With a bold and ground-breaking stage vocabulary, Birds with Skymirrors is a dance reflection on the human relationship with the planet at a time of momentous climate change. The title is inspired by an encounter had be Ponifasio on the Pacific Island of Torawa, where he witnessed migrating birds carrying strips of deadly black magnetic tape in their mouths, which appeared akin to liquid mirrors reflecting in the sky.
Inspired by what was at once a vision of beauty and spirit of death, Ponifasio, who holds the title of a High Chief among the intellectual and spiritual leaders of Samoa, said: “I have prepared Birds with Skymirrors not as an environmental lecture but as a karanga, a genealogical prayer, a ceremony, a poetic space; a life reflection as a member of the human species sharing Earth’s process with all sentient beings.” When asked about the political dimension of his work, Ponifasio commented that ” my aim is not to express a political point of view, I think if we create a space where people can sense their own sense of relationship with the world or their moral then its up to them to take appropriate action to live their life.”

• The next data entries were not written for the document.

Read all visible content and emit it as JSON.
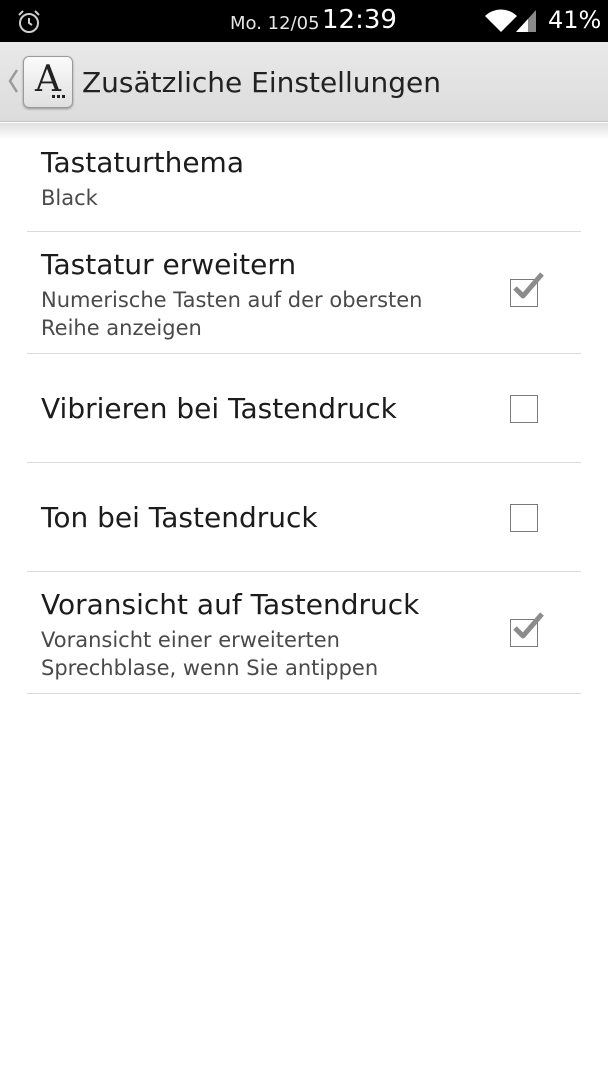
{
  "status_bar": {
    "alarm_icon": "alarm-clock-icon",
    "date": "Mo. 12/05",
    "time": "12:39",
    "wifi_icon": "wifi-icon",
    "signal_icon": "cell-signal-icon",
    "battery": "41%"
  },
  "action_bar": {
    "back_icon": "chevron-left-icon",
    "app_icon": "keyboard-font-icon",
    "app_icon_letter": "A",
    "title": "Zusätzliche Einstellungen",
    "background_color": "#e2e2e2"
  },
  "preferences": [
    {
      "title": "Tastaturthema",
      "summary": "Black",
      "has_checkbox": false
    },
    {
      "title": "Tastatur erweitern",
      "summary": "Numerische Tasten auf der obersten Reihe anzeigen",
      "has_checkbox": true,
      "checked": true
    },
    {
      "title": "Vibrieren bei Tastendruck",
      "summary": "",
      "has_checkbox": true,
      "checked": false
    },
    {
      "title": "Ton bei Tastendruck",
      "summary": "",
      "has_checkbox": true,
      "checked": false
    },
    {
      "title": "Voransicht auf Tastendruck",
      "summary": "Voransicht einer erweiterten Sprechblase, wenn Sie antippen",
      "has_checkbox": true,
      "checked": true
    }
  ],
  "colors": {
    "status_bar": "#000000",
    "divider": "#dadada",
    "checkmark": "#8c8c8c",
    "text_primary": "#1c1c1c",
    "text_secondary": "#4a4a4a"
  }
}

Ponifasio goes on to explain how he composes his performance, meditating on how it is crucial to understand a space and then build a dance for it, “the work is always about space, therefore light and dark is the main design element of thinking about space.” Obviosuly, however, the human element needs to resonate within that space – “you can put all kinds of fancy lights on but if the dancer doesn’t inhabit the space it’s nothing.”

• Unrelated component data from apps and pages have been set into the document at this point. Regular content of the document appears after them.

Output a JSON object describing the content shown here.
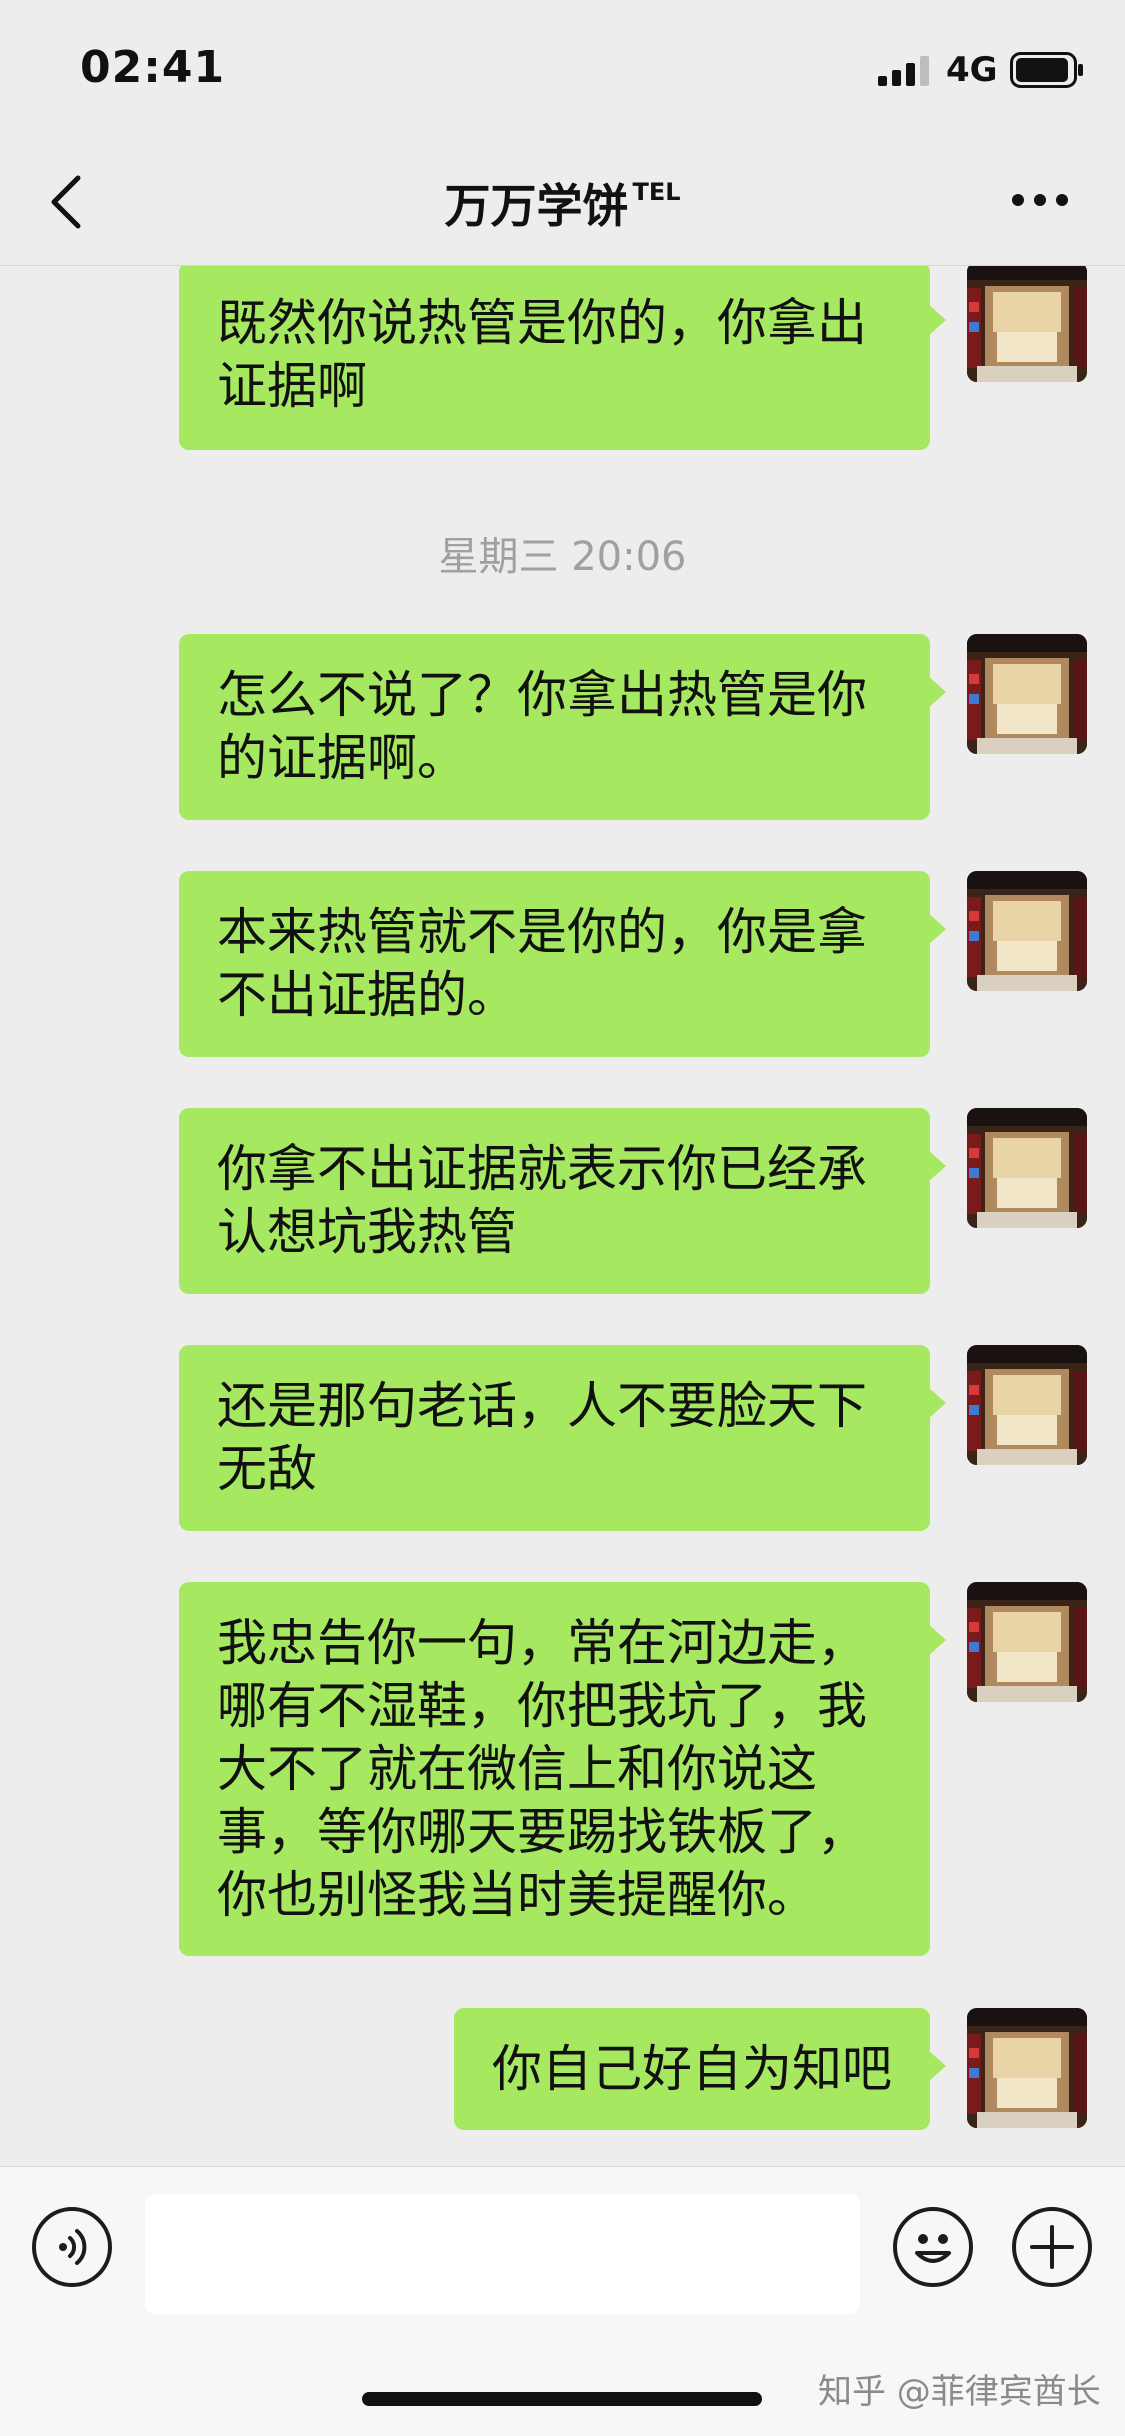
{
  "status_bar": {
    "time": "02:41",
    "network": "4G"
  },
  "nav": {
    "title": "万万学饼",
    "title_badge": "TEL"
  },
  "chat": {
    "messages": [
      {
        "lines": [
          "既然你说热管是你的，你拿出",
          "证据啊"
        ]
      },
      {
        "lines": [
          "怎么不说了？你拿出热管是你",
          "的证据啊。"
        ]
      },
      {
        "lines": [
          "本来热管就不是你的，你是拿",
          "不出证据的。"
        ]
      },
      {
        "lines": [
          "你拿不出证据就表示你已经承",
          "认想坑我热管"
        ]
      },
      {
        "lines": [
          "还是那句老话，人不要脸天下",
          "无敌"
        ]
      },
      {
        "lines": [
          "我忠告你一句，常在河边走，",
          "哪有不湿鞋，你把我坑了，我",
          "大不了就在微信上和你说这",
          "事，等你哪天要踢找铁板了，",
          "你也别怪我当时美提醒你。"
        ]
      },
      {
        "lines": [
          "你自己好自为知吧"
        ]
      }
    ],
    "timestamp": "星期三 20:06"
  },
  "watermark": "知乎 @菲律宾酋长",
  "colors": {
    "bubble": "#a6e860",
    "background": "#ededed"
  },
  "icons": [
    "back-chevron-icon",
    "more-icon",
    "voice-icon",
    "emoji-icon",
    "plus-icon",
    "signal-icon",
    "battery-icon"
  ]
}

Lastly, we ask Ponifasio about what he would like his audience to take away from a performance: “I don’t think there’s anything I want them to understand”, he answers, “they’re experience is more important to me, if they have an attention or a silence, an absence of propaganda, to cut out the bullshit, that is for me the most important mission of why you go to the theatre.”
Birds with Skymirrors transcends conventional ideas of theatre and dance and traverses themes of nature and the destructive power of the human race, without ingratiating to Western aesthetics or South Pacific clichés. Evocative lighting and video projections create an austere and mystical world, as the performers convey an urgent message – radical climate change is not an apocalypse about to happen; it is already here.
This performance at Carriageworks is the Australian premiere of the work and runs 1-4 May.